#### PROVIDED MATERIAL ####

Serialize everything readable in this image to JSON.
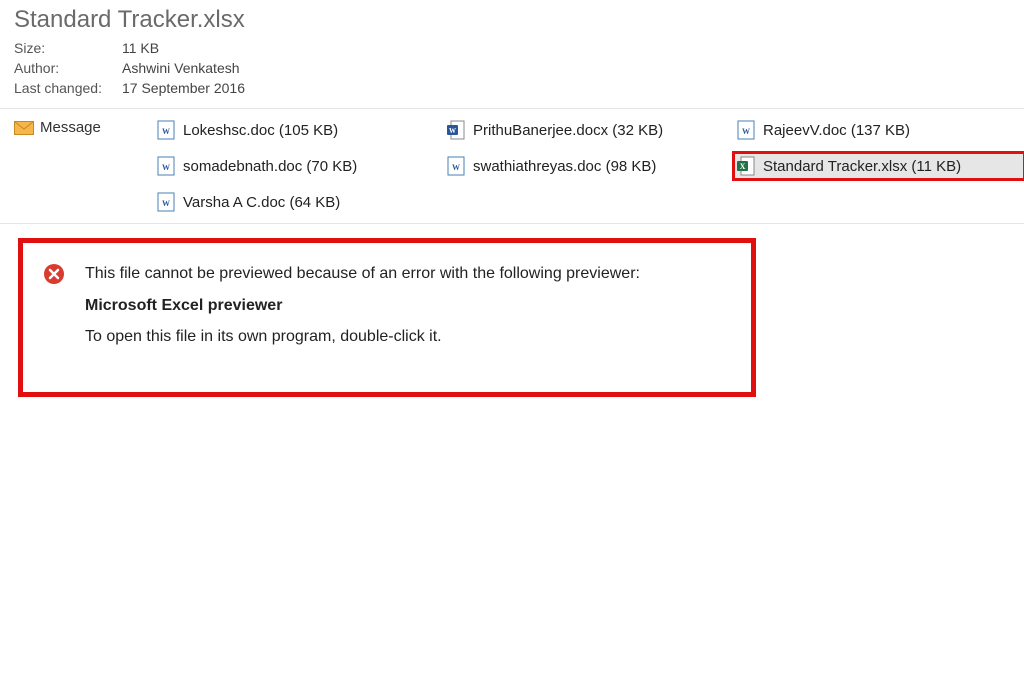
{
  "header": {
    "title": "Standard Tracker.xlsx",
    "meta": [
      {
        "label": "Size:",
        "value": "11 KB"
      },
      {
        "label": "Author:",
        "value": "Ashwini Venkatesh"
      },
      {
        "label": "Last changed:",
        "value": "17 September 2016"
      }
    ]
  },
  "messageLabel": "Message",
  "attachments": [
    {
      "name": "Lokeshsc.doc (105 KB)",
      "icon": "doc"
    },
    {
      "name": "PrithuBanerjee.docx (32 KB)",
      "icon": "docx"
    },
    {
      "name": "RajeevV.doc (137 KB)",
      "icon": "doc"
    },
    {
      "name": "somadebnath.doc (70 KB)",
      "icon": "doc"
    },
    {
      "name": "swathiathreyas.doc (98 KB)",
      "icon": "doc"
    },
    {
      "name": "Standard Tracker.xlsx (11 KB)",
      "icon": "xlsx",
      "selected": true,
      "highlighted": true
    },
    {
      "name": "Varsha A C.doc (64 KB)",
      "icon": "doc"
    }
  ],
  "error": {
    "line1": "This file cannot be previewed because of an error with the following previewer:",
    "previewer": "Microsoft Excel previewer",
    "line2": "To open this file in its own program, double-click it."
  }
}
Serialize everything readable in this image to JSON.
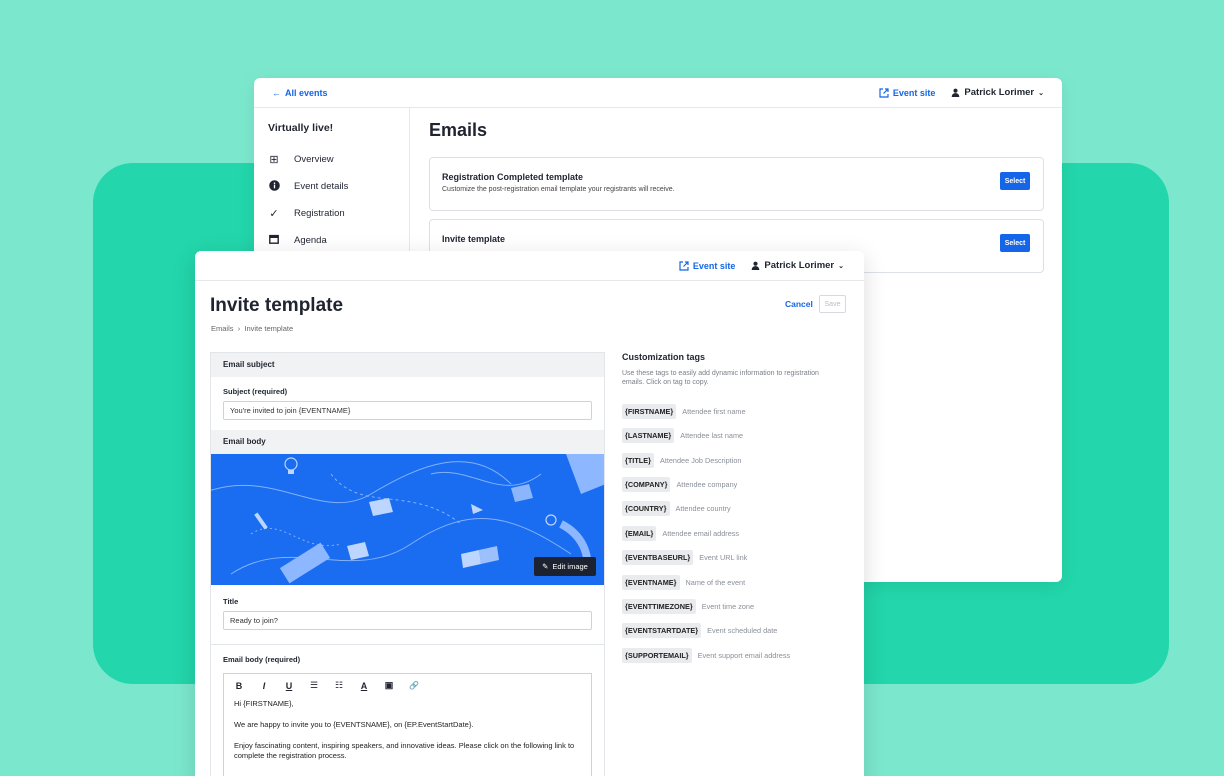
{
  "back_window": {
    "back_link": "All events",
    "event_site": "Event site",
    "user_name": "Patrick Lorimer",
    "event_name": "Virtually live!",
    "nav": [
      {
        "label": "Overview",
        "icon": "grid-icon"
      },
      {
        "label": "Event details",
        "icon": "info-icon"
      },
      {
        "label": "Registration",
        "icon": "check-icon"
      },
      {
        "label": "Agenda",
        "icon": "calendar-icon"
      }
    ],
    "page_title": "Emails",
    "cards": [
      {
        "title": "Registration Completed template",
        "desc": "Customize the post-registration email template your registrants will receive.",
        "button": "Select"
      },
      {
        "title": "Invite template",
        "desc": "",
        "button": "Select"
      }
    ]
  },
  "front_window": {
    "event_site": "Event site",
    "user_name": "Patrick Lorimer",
    "title": "Invite template",
    "breadcrumb": {
      "parent": "Emails",
      "sep": "›",
      "current": "Invite template"
    },
    "cancel": "Cancel",
    "save": "Save",
    "email_subject_heading": "Email subject",
    "subject_label": "Subject (required)",
    "subject_value": "You're invited to join {EVENTNAME}",
    "email_body_heading": "Email body",
    "edit_image": "Edit image",
    "title_label": "Title",
    "title_value": "Ready to join?",
    "body_label": "Email body (required)",
    "toolbar": [
      "B",
      "I",
      "U",
      "☰",
      "☷",
      "A",
      "▣",
      "🔗"
    ],
    "body_paragraphs": [
      "Hi {FIRSTNAME},",
      "We are happy to invite you to {EVENTSNAME}, on {EP.EventStartDate}.",
      "Enjoy fascinating content, inspiring speakers, and innovative ideas. Please click on the following link to complete the registration process."
    ],
    "tags_title": "Customization tags",
    "tags_desc": "Use these tags to easily add dynamic information to registration emails. Click on tag to copy.",
    "tags": [
      {
        "tag": "{FIRSTNAME}",
        "desc": "Attendee first name"
      },
      {
        "tag": "{LASTNAME}",
        "desc": "Attendee last name"
      },
      {
        "tag": "{TITLE}",
        "desc": "Attendee Job Description"
      },
      {
        "tag": "{COMPANY}",
        "desc": "Attendee company"
      },
      {
        "tag": "{COUNTRY}",
        "desc": "Attendee country"
      },
      {
        "tag": "{EMAIL}",
        "desc": "Attendee email address"
      },
      {
        "tag": "{EVENTBASEURL}",
        "desc": "Event URL link"
      },
      {
        "tag": "{EVENTNAME}",
        "desc": "Name of the event"
      },
      {
        "tag": "{EVENTTIMEZONE}",
        "desc": "Event time zone"
      },
      {
        "tag": "{EVENTSTARTDATE}",
        "desc": "Event scheduled date"
      },
      {
        "tag": "{SUPPORTEMAIL}",
        "desc": "Event support email address"
      }
    ]
  },
  "colors": {
    "accent": "#1565e8",
    "background": "#7be8cd",
    "band": "#23d6ab",
    "banner": "#1a6cf0"
  }
}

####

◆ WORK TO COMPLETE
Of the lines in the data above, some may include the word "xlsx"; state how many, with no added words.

◆ OUTPUT
3